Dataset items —
= Beginning of Section =

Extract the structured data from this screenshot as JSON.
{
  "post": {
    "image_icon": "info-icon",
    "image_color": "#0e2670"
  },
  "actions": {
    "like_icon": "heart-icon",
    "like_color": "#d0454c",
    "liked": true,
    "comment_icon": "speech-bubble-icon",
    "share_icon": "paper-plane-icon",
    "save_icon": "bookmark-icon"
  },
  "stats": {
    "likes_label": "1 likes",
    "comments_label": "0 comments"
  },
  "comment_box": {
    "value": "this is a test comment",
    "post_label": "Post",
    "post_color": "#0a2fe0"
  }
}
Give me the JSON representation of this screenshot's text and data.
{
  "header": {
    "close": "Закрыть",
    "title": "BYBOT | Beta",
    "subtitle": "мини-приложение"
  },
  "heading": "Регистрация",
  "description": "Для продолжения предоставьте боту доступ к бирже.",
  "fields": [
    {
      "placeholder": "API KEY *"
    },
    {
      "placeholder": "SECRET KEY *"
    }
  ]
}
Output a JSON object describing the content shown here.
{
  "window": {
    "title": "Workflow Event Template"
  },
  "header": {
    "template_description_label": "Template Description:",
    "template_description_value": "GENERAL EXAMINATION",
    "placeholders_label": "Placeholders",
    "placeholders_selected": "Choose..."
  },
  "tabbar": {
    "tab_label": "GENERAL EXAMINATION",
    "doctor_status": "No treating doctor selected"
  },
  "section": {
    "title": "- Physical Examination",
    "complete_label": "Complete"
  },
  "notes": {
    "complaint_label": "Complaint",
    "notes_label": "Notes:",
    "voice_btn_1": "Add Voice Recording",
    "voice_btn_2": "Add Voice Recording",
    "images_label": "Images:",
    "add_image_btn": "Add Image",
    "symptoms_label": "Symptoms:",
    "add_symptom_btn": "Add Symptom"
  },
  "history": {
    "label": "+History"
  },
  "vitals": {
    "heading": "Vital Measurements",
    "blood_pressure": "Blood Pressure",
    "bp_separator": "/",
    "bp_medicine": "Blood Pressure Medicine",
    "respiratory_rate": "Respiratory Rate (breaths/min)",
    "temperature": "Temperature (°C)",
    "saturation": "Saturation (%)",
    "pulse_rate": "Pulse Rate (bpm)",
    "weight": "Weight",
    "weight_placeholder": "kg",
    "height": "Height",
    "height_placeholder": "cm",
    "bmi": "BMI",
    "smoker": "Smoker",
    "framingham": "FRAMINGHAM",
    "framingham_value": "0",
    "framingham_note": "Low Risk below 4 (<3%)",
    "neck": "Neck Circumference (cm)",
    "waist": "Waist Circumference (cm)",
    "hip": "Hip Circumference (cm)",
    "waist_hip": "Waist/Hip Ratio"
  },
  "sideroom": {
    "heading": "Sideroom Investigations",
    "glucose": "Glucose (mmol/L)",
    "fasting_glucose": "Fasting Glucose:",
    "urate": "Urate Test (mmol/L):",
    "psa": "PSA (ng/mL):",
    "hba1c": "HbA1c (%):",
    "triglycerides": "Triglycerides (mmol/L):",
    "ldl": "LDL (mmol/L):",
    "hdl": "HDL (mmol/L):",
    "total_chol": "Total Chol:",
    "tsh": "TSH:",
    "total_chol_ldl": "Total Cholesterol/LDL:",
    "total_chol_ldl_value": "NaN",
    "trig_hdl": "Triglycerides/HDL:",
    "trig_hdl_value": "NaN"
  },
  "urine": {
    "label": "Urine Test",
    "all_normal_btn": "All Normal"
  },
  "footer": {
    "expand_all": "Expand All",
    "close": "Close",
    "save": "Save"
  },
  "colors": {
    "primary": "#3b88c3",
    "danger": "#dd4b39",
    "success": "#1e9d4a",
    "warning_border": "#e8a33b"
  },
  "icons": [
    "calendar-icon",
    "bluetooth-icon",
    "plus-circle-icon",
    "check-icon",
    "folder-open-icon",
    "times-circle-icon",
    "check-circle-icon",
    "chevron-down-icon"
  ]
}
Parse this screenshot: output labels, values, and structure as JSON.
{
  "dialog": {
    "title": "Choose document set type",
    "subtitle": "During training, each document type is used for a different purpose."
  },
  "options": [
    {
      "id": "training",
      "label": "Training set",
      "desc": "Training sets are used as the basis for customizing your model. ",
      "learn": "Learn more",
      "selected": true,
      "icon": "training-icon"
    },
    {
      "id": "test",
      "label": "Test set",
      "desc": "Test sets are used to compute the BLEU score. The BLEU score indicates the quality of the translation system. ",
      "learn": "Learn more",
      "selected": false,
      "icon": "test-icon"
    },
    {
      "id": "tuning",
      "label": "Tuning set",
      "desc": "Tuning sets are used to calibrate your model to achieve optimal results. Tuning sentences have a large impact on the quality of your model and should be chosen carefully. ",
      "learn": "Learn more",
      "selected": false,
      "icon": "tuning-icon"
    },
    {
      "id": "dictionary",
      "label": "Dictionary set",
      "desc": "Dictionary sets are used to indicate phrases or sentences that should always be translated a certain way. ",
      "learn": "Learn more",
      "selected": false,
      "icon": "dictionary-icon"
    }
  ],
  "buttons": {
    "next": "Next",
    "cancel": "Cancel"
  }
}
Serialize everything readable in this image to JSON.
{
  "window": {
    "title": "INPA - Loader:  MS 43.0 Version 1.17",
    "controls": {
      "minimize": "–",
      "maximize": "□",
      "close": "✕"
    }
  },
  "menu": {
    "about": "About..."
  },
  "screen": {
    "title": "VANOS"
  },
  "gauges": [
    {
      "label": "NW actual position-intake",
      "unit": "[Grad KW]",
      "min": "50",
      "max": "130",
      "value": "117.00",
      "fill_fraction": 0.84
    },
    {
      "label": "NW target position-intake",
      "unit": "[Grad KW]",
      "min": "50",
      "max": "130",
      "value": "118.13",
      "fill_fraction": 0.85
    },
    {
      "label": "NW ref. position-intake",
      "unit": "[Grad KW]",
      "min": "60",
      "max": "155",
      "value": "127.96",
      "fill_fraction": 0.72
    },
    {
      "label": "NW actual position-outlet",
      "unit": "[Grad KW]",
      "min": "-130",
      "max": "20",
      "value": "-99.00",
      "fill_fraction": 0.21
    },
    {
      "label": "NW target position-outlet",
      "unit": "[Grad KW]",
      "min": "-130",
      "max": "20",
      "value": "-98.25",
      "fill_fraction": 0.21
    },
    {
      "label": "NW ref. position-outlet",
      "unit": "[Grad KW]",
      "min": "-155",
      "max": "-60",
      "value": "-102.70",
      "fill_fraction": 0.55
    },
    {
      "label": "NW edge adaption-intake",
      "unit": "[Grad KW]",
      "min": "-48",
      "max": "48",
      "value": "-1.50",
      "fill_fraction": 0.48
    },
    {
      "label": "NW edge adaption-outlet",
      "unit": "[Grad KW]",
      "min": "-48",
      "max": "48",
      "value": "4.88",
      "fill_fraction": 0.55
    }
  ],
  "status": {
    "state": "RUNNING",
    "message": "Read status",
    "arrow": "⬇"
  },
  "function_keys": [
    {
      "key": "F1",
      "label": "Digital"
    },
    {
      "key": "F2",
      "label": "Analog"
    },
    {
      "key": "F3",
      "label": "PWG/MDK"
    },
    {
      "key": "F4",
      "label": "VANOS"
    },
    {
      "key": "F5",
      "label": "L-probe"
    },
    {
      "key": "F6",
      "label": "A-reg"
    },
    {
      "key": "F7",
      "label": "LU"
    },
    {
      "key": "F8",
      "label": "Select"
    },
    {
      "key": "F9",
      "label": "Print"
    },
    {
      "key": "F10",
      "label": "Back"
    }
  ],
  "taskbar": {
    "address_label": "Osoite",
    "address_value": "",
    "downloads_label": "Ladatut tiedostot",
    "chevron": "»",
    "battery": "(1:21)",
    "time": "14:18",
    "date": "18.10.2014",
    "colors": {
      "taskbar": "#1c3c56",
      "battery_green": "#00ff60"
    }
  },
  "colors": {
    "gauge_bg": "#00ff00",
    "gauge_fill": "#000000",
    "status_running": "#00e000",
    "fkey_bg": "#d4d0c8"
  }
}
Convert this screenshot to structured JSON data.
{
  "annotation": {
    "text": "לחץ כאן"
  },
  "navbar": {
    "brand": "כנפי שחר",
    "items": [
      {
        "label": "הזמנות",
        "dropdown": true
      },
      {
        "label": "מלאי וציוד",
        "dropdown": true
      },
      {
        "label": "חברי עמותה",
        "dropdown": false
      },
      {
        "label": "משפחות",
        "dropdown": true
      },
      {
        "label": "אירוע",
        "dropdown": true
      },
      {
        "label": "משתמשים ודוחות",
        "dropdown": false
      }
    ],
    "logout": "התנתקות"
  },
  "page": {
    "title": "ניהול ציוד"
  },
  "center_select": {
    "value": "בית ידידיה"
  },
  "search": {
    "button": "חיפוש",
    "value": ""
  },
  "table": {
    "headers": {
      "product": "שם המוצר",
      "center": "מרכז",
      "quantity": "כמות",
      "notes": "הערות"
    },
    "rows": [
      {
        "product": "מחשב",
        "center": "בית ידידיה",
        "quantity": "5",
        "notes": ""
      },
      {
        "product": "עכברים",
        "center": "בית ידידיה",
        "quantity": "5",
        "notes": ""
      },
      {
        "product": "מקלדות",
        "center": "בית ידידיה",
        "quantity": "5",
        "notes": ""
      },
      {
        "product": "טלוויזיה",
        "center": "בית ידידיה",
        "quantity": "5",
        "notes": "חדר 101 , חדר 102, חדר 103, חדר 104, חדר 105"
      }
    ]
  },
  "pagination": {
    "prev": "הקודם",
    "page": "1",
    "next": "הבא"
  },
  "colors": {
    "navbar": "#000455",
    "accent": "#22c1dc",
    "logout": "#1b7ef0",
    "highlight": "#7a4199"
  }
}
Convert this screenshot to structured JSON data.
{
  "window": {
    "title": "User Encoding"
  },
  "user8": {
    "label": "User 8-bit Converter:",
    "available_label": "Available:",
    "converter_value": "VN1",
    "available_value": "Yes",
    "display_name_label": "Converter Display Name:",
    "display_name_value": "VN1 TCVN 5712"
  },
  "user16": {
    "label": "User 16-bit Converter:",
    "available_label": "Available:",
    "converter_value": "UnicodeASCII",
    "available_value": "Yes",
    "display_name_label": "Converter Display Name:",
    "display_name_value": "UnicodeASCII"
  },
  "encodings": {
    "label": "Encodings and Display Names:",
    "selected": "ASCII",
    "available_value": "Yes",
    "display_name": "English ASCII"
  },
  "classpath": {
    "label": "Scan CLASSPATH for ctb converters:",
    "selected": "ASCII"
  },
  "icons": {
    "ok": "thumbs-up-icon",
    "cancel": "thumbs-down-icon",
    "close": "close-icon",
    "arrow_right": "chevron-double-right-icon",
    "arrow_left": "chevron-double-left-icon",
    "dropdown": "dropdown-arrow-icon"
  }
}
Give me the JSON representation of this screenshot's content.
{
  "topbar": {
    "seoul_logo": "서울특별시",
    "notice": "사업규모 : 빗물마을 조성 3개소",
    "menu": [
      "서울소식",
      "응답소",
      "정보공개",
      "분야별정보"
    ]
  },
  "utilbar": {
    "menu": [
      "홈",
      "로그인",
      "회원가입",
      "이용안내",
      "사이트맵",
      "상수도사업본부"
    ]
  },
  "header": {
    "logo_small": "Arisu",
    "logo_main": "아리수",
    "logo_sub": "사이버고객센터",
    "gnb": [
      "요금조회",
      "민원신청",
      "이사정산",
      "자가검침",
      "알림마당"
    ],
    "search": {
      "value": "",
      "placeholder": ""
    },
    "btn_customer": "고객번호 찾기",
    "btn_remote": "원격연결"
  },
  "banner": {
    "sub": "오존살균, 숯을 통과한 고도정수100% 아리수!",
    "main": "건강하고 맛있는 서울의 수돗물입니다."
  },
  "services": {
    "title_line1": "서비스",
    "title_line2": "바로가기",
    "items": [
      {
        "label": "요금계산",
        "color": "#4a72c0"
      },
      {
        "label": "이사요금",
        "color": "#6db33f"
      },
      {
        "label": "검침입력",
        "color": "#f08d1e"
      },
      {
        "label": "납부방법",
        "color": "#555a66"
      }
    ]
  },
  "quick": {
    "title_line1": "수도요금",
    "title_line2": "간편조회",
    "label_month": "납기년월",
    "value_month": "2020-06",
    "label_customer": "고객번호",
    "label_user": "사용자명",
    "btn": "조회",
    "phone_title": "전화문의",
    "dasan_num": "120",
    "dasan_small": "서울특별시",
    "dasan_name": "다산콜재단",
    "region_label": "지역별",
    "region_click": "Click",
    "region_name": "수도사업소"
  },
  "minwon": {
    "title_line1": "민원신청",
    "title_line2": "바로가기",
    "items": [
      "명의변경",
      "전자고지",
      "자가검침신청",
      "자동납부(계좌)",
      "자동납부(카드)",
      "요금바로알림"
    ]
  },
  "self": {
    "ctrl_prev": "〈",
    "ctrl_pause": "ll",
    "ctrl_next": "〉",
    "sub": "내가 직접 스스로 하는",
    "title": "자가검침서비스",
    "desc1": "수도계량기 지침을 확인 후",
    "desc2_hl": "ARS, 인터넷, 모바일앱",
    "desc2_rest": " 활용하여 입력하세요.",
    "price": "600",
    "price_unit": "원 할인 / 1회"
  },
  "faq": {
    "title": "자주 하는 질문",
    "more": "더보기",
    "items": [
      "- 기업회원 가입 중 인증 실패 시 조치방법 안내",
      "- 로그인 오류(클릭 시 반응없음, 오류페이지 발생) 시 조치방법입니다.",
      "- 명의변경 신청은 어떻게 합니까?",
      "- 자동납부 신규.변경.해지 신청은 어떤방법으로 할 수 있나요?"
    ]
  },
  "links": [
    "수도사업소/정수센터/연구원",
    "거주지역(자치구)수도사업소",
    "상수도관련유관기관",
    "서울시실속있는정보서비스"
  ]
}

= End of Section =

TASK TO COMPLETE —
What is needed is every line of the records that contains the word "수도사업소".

SOLUTION BELOW —
    "region_name": "수도사업소"
    "수도사업소/정수센터/연구원",
    "거주지역(자치구)수도사업소",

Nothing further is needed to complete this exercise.